DH: Being able to take out onto the stage something that nobody else has ever heard before---that’s thrilling. It’s scary, too; it never has gotten less scary. Music always sounds different in front of an audience than it does in a rehearsal. You can rehearse for a month on the same piece and it’s going to sound different when you go out and play in front of an audience. It’s just going to be different, and you’re going to feel like you don’t know where you are, and all of a sudden you’ve got to figure it out and you’ve got to go for it.
One of the things that I’ve loved the most in Kronos is the way each member of the group contributes his or her best thoughts. It’s really interesting to see how the individual concerns that we have add up to an entire approach. It really takes all four of us to do this.
And then we try to learn as much as we can from our composers. A lot of times, I’ve found that asking questions that don’t really seem like questions sometimes gives us information that ends up being really important to interpretations. Trying to get our composers to sing for us so we hear their voices, or to get them to move to their own music and see how their body responds to the rhythms they’ve created or the experience they’ve made---I’m constantly trying to get our composers to do things like that so that we learn more.
CL: What outcomes of the Fifty for the Future initiative do you ultimately hope the project will cultivate? More compositions? More style diversity? Better insights into style & formatting? Give us your best case scenario. (Your utopia, if you will.)
DH: For me, Kronos’ Fifty for the Future will be everything I hope for it when we go to high schools around the world and we go to colleges and universities, and we hear this music being practiced, rehearsed, performed by young groups---that’s going to be amazing.
It’s great to think that within a very few short months, any group in the world is going to be able to play a really fabulous piece by one of Mali’s greatest musicians. It took me years to find a very first piece by an African composer, and one of the things I’m already most proud of of Fifty for the Future is that our very first piece was written by Fodé Lassana Diabaté from Mali. It’s a great experience to be able to play African music. A great experience to play Lassana’s music. All I can say is the feeling that you need to have of the beat, and the feeling of rhythm and melody is such a wonderful aspect of music, and it’s wonderful to be able to bring those kinds of considerations into concerts and rehearsals.
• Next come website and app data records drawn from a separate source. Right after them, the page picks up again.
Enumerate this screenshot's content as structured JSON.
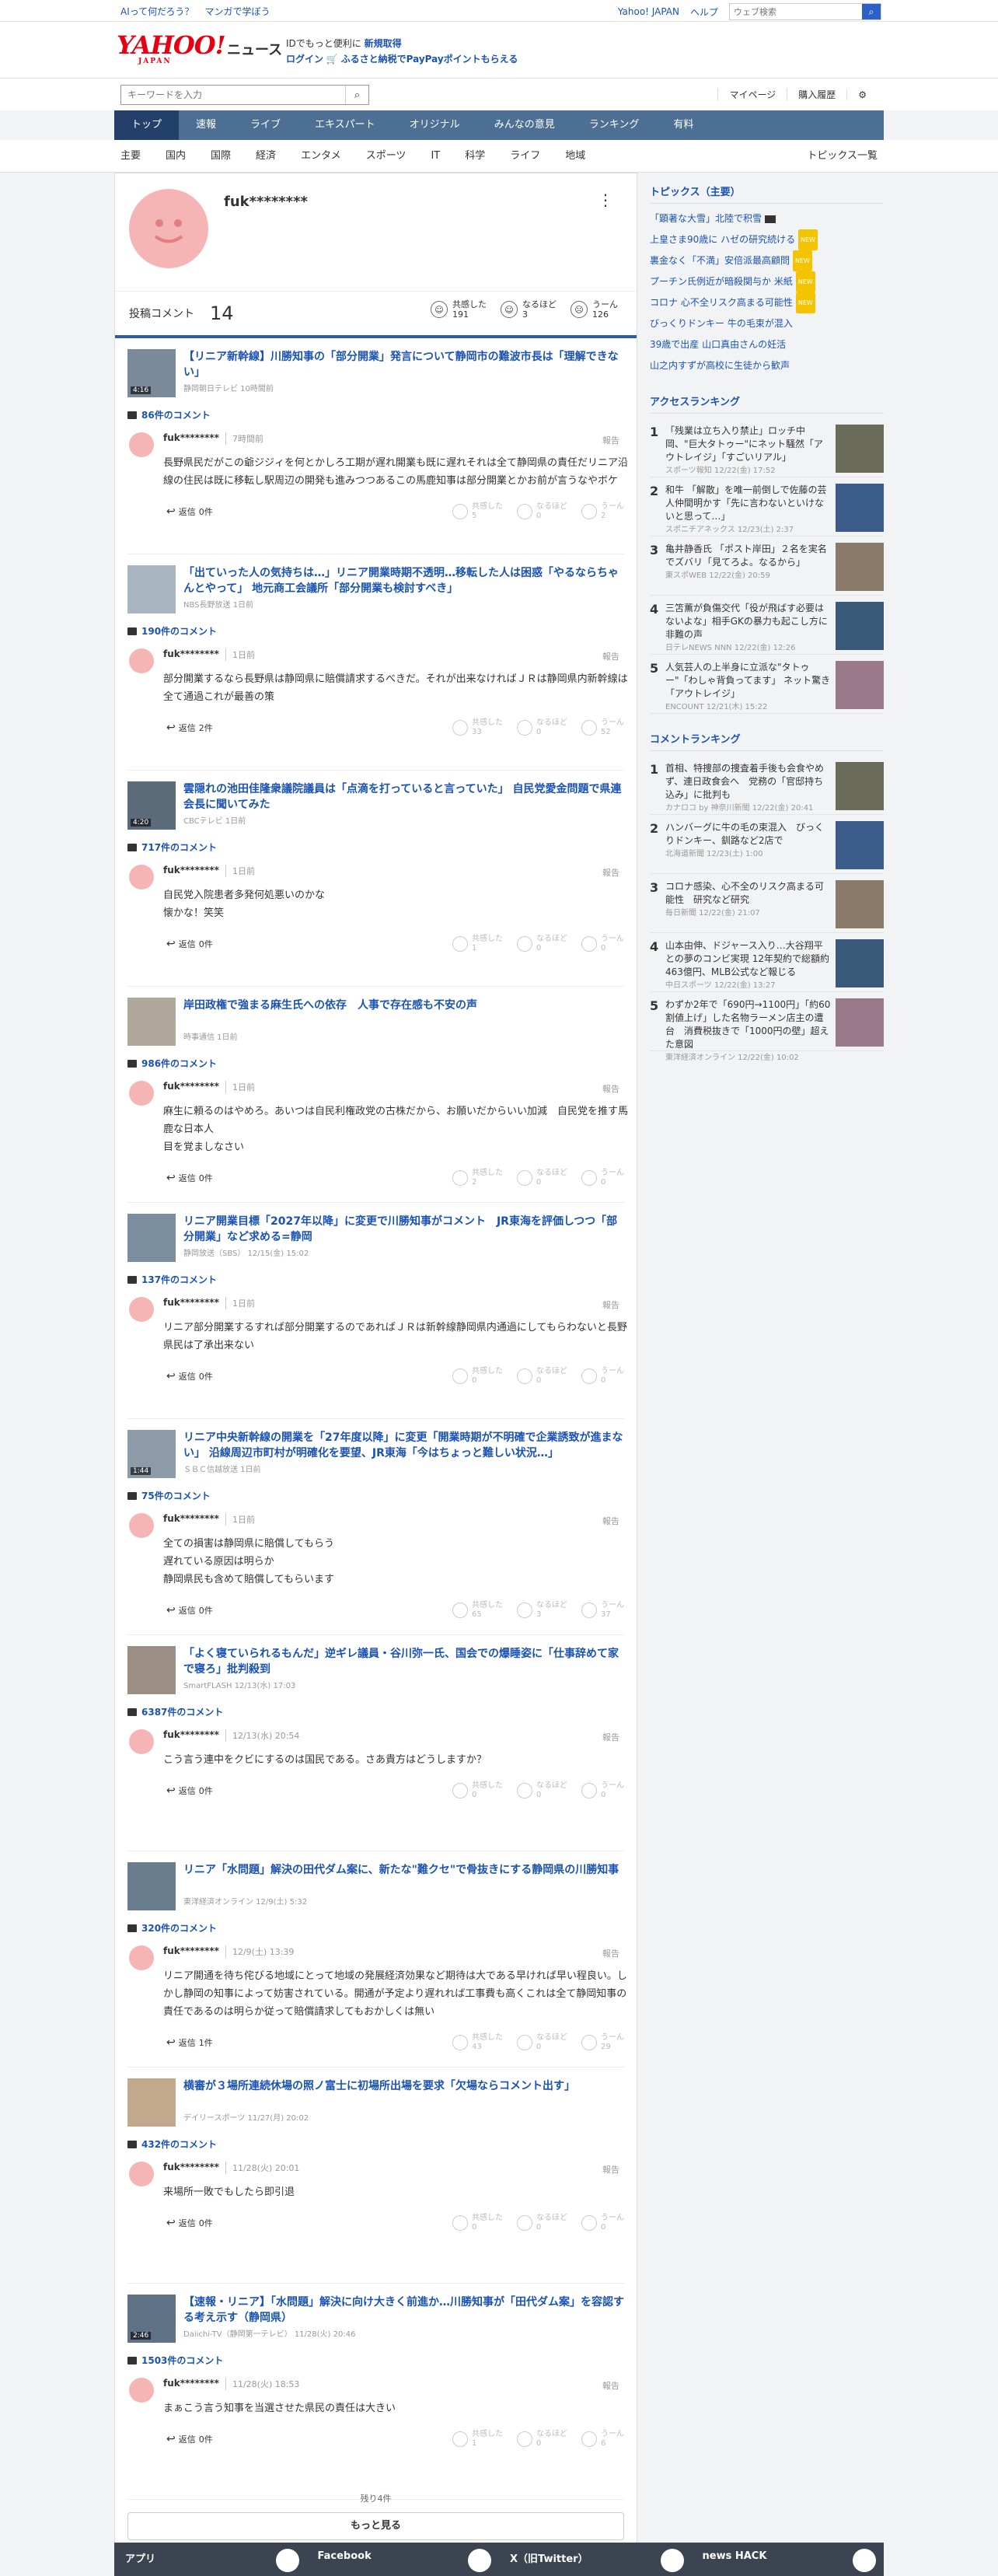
{
  "topbar": {
    "l1": "AIって何だろう？",
    "l2": "マンガで学ぼう",
    "r1": "Yahoo! JAPAN",
    "r2": "ヘルプ",
    "search_placeholder": "ウェブ検索"
  },
  "header": {
    "logo": "YAHOO!",
    "logo_sub": "JAPAN",
    "service": "ニュース",
    "promo1a": "IDでもっと便利に",
    "promo1b": "新規取得",
    "promo2a": "ログイン",
    "promo2b": "ふるさと納税でPayPayポイントもらえる"
  },
  "search": {
    "placeholder": "キーワードを入力",
    "mypage": "マイページ",
    "history": "購入履歴"
  },
  "gnav": [
    "トップ",
    "速報",
    "ライブ",
    "エキスパート",
    "オリジナル",
    "みんなの意見",
    "ランキング",
    "有料"
  ],
  "subnav": [
    "主要",
    "国内",
    "国際",
    "経済",
    "エンタメ",
    "スポーツ",
    "IT",
    "科学",
    "ライフ",
    "地域"
  ],
  "subnav_more": "トピックス一覧",
  "profile": {
    "name": "fuk********",
    "comments_label": "投稿コメント",
    "comments_count": "14",
    "empathy_label": "共感した",
    "empathy": "191",
    "naruhodo_label": "なるほど",
    "naruhodo": "3",
    "uun_label": "うーん",
    "uun": "126"
  },
  "labels": {
    "report": "報告",
    "reply": "返信",
    "empathy": "共感した",
    "naruhodo": "なるほど",
    "uun": "うーん"
  },
  "items": [
    {
      "title": "【リニア新幹線】川勝知事の「部分開業」発言について静岡市の難波市長は「理解できない」",
      "src": "静岡朝日テレビ 10時間前",
      "dur": "4:16",
      "ccount": "86件のコメント",
      "user": "fuk********",
      "time": "7時間前",
      "body": "長野県民だがこの爺ジジィを何とかしろ工期が遅れ開業も既に遅れそれは全て静岡県の責任だリニア沿線の住民は既に移転し駅周辺の開発も進みつつあるこの馬鹿知事は部分開業とかお前が言うなやボケ",
      "replies": "0件",
      "e": "5",
      "n": "0",
      "u": "2"
    },
    {
      "title": "「出ていった人の気持ちは…」リニア開業時期不透明…移転した人は困惑「やるならちゃんとやって」 地元商工会議所「部分開業も検討すべき」",
      "src": "NBS長野放送 1日前",
      "dur": "",
      "ccount": "190件のコメント",
      "user": "fuk********",
      "time": "1日前",
      "body": "部分開業するなら長野県は静岡県に賠償請求するべきだ。それが出来なければＪＲは静岡県内新幹線は全て通過これが最善の策",
      "replies": "2件",
      "e": "33",
      "n": "0",
      "u": "52"
    },
    {
      "title": "雲隠れの池田佳隆衆議院議員は「点滴を打っていると言っていた」 自民党愛金問題で県連会長に聞いてみた",
      "src": "CBCテレビ 1日前",
      "dur": "4:20",
      "ccount": "717件のコメント",
      "user": "fuk********",
      "time": "1日前",
      "body": "自民党入院患者多発何処悪いのかな\n懐かな！笑笑",
      "replies": "0件",
      "e": "1",
      "n": "0",
      "u": "0"
    },
    {
      "title": "岸田政権で強まる麻生氏への依存　人事で存在感も不安の声",
      "src": "時事通信 1日前",
      "dur": "",
      "ccount": "986件のコメント",
      "user": "fuk********",
      "time": "1日前",
      "body": "麻生に頼るのはやめろ。あいつは自民利権政党の古株だから、お願いだからいい加減　自民党を推す馬鹿な日本人\n目を覚ましなさい",
      "replies": "0件",
      "e": "2",
      "n": "0",
      "u": "0"
    },
    {
      "title": "リニア開業目標「2027年以降」に変更で川勝知事がコメント　JR東海を評価しつつ「部分開業」など求める=静岡",
      "src": "静岡放送（SBS） 12/15(金) 15:02",
      "dur": "",
      "ccount": "137件のコメント",
      "user": "fuk********",
      "time": "1日前",
      "body": "リニア部分開業するすれば部分開業するのであればＪＲは新幹線静岡県内通過にしてもらわないと長野県民は了承出来ない",
      "replies": "0件",
      "e": "0",
      "n": "0",
      "u": "0"
    },
    {
      "title": "リニア中央新幹線の開業を「27年度以降」に変更「開業時期が不明確で企業誘致が進まない」 沿線周辺市町村が明確化を要望、JR東海「今はちょっと難しい状況…」",
      "src": "ＳＢＣ信越放送 1日前",
      "dur": "1:44",
      "ccount": "75件のコメント",
      "user": "fuk********",
      "time": "1日前",
      "body": "全ての損害は静岡県に賠償してもらう\n遅れている原因は明らか\n静岡県民も含めて賠償してもらいます",
      "replies": "0件",
      "e": "65",
      "n": "3",
      "u": "37"
    },
    {
      "title": "「よく寝ていられるもんだ」逆ギレ議員・谷川弥一氏、国会での爆睡姿に「仕事辞めて家で寝ろ」批判殺到",
      "src": "SmartFLASH 12/13(水) 17:03",
      "dur": "",
      "ccount": "6387件のコメント",
      "user": "fuk********",
      "time": "12/13(水) 20:54",
      "body": "こう言う連中をクビにするのは国民である。さあ貴方はどうしますか？",
      "replies": "0件",
      "e": "0",
      "n": "0",
      "u": "0"
    },
    {
      "title": "リニア「水問題」解決の田代ダム案に、新たな\"難クセ\"で骨抜きにする静岡県の川勝知事",
      "src": "東洋経済オンライン 12/9(土) 5:32",
      "dur": "",
      "ccount": "320件のコメント",
      "user": "fuk********",
      "time": "12/9(土) 13:39",
      "body": "リニア開通を待ち侘びる地域にとって地域の発展経済効果など期待は大である早ければ早い程良い。しかし静岡の知事によって妨害されている。開通が予定より遅れれば工事費も高くこれは全て静岡知事の責任であるのは明らか従って賠償請求してもおかしくは無い",
      "replies": "1件",
      "e": "43",
      "n": "0",
      "u": "29"
    },
    {
      "title": "横審が３場所連続休場の照ノ富士に初場所出場を要求「欠場ならコメント出す」",
      "src": "デイリースポーツ 11/27(月) 20:02",
      "dur": "",
      "ccount": "432件のコメント",
      "user": "fuk********",
      "time": "11/28(火) 20:01",
      "body": "来場所一敗でもしたら即引退",
      "replies": "0件",
      "e": "0",
      "n": "0",
      "u": "0"
    },
    {
      "title": "【速報・リニア】「水問題」解決に向け大きく前進か…川勝知事が「田代ダム案」を容認する考え示す（静岡県）",
      "src": "Daiichi-TV（静岡第一テレビ） 11/28(火) 20:46",
      "dur": "2:46",
      "ccount": "1503件のコメント",
      "user": "fuk********",
      "time": "11/28(火) 18:53",
      "body": "まぁこう言う知事を当選させた県民の責任は大きい",
      "replies": "0件",
      "e": "1",
      "n": "0",
      "u": "6"
    }
  ],
  "more": {
    "rest": "残り4件",
    "button": "もっと見る"
  },
  "side": {
    "topics_title": "トピックス（主要）",
    "topics": [
      {
        "t": "「顕著な大雪」北陸で积雪",
        "tag": "cam"
      },
      {
        "t": "上皇さま90歳に ハゼの研究続ける",
        "tag": "NEW"
      },
      {
        "t": "裏金なく「不満」安倍派最高顧問",
        "tag": "NEW"
      },
      {
        "t": "プーチン氏例近が暗殺関与か 米紙",
        "tag": "NEW"
      },
      {
        "t": "コロナ 心不全リスク高まる可能性",
        "tag": "NEW"
      },
      {
        "t": "びっくりドンキー 牛の毛束が混入",
        "tag": ""
      },
      {
        "t": "39歳で出産 山口真由さんの妊活",
        "tag": ""
      },
      {
        "t": "山之内すずが高校に生徒から歓声",
        "tag": ""
      }
    ],
    "access_title": "アクセスランキング",
    "access": [
      {
        "n": "1",
        "t": "「残業は立ち入り禁止」ロッチ中岡、\"巨大タトゥー\"にネット騒然「アウトレイジ」「すごいリアル」",
        "s": "スポーツ報知 12/22(金) 17:52"
      },
      {
        "n": "2",
        "t": "和牛 「解散」を唯一前倒しで佐藤の芸人仲間明かす「先に言わないといけないと思って…」",
        "s": "スポニチアネックス 12/23(土) 2:37"
      },
      {
        "n": "3",
        "t": "亀井静香氏 「ポスト岸田」２名を実名でズバリ「見てろよ。なるから」",
        "s": "東スポWEB 12/22(金) 20:59"
      },
      {
        "n": "4",
        "t": "三笘薫が負傷交代「役が飛ばす必要はないよな」相手GKの暴力も起こし方に非難の声",
        "s": "日テレNEWS NNN 12/22(金) 12:26"
      },
      {
        "n": "5",
        "t": "人気芸人の上半身に立派な\"タトゥー\"「わしゃ背負ってます」 ネット驚き「アウトレイジ」",
        "s": "ENCOUNT 12/21(木) 15:22"
      }
    ],
    "comment_title": "コメントランキング",
    "comment": [
      {
        "n": "1",
        "t": "首相、特捜部の捜査着手後も会食やめず、連日政食会へ　党務の「官邸持ち込み」に批判も",
        "s": "カナロコ by 神奈川新聞 12/22(金) 20:41"
      },
      {
        "n": "2",
        "t": "ハンバーグに牛の毛の束混入　びっくりドンキー、釧路など2店で",
        "s": "北海道新聞 12/23(土) 1:00"
      },
      {
        "n": "3",
        "t": "コロナ感染、心不全のリスク高まる可能性　研究など研究",
        "s": "毎日新聞 12/22(金) 21:07"
      },
      {
        "n": "4",
        "t": "山本由伸、ドジャース入り…大谷翔平との夢のコンビ実現 12年契約で総額約463億円、MLB公式など報じる",
        "s": "中日スポーツ 12/22(金) 13:27"
      },
      {
        "n": "5",
        "t": "わずか2年で「690円→1100円」「約60割値上げ」した名物ラーメン店主の遭台　消費税抜きで「1000円の壁」超えた意図",
        "s": "東洋経済オンライン 12/22(金) 10:02"
      }
    ]
  },
  "footer": [
    "アプリ",
    "Facebook",
    "X（旧Twitter）",
    "news HACK"
  ]
}
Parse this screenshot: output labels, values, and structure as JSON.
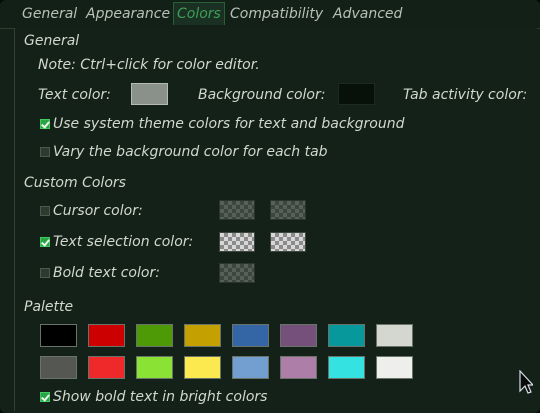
{
  "tabs": [
    "General",
    "Appearance",
    "Colors",
    "Compatibility",
    "Advanced"
  ],
  "general": {
    "title": "General",
    "note": "Note: Ctrl+click for color editor.",
    "text_color_label": "Text color:",
    "background_color_label": "Background color:",
    "tab_activity_color_label": "Tab activity color:",
    "use_system_theme_label": "Use system theme colors for text and background",
    "vary_background_label": "Vary the background color for each tab",
    "text_color_value": "#8a918a",
    "background_color_value": "#07110a"
  },
  "custom_colors": {
    "title": "Custom Colors",
    "cursor_color_label": "Cursor color:",
    "text_selection_color_label": "Text selection color:",
    "bold_text_color_label": "Bold text color:"
  },
  "palette": {
    "title": "Palette",
    "row1": [
      "#000000",
      "#cc0000",
      "#4e9a06",
      "#c4a000",
      "#3465a4",
      "#75507b",
      "#06989a",
      "#d3d7cf"
    ],
    "row2": [
      "#555753",
      "#ef2929",
      "#8ae234",
      "#fce94f",
      "#729fcf",
      "#ad7fa8",
      "#34e2e2",
      "#eeeeec"
    ],
    "show_bold_bright_label": "Show bold text in bright colors"
  },
  "icons": {
    "checkbox_checked": "checkbox-checked-icon",
    "checkbox_unchecked": "checkbox-unchecked-icon",
    "mouse_cursor": "mouse-cursor-icon"
  }
}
For me, growing up, it was always such a lack. When I was 16, I started exploring the world of music, and there was no African string quartet music that I could get a hold of. There was no South American music that I knew of, there was no Chinese or Japanese or Indonesian or Indian music. Kronos has spent a lot of our time, creativity, and energy trying to be certain that our medium, the string quartet, begins to reflect the awesome variety of the world we share. Thinking, “What makes a balanced musical experience? What’s going to give us the most energy, the most creativity?” And I think that very shortly, groups are going to be able to have incredibly wonderful music from various places in Africa, Central Asia, China, around the United States, South America, you name it. By 2020, we intend to have 50 inspiring works: 25 by women and 25 by men, a primer of the musical world we occupy and a gift to the next generation of string quartet players. Fifty for the Future is going to create a pageantry of creativity, a mosaic of possibilities for the future.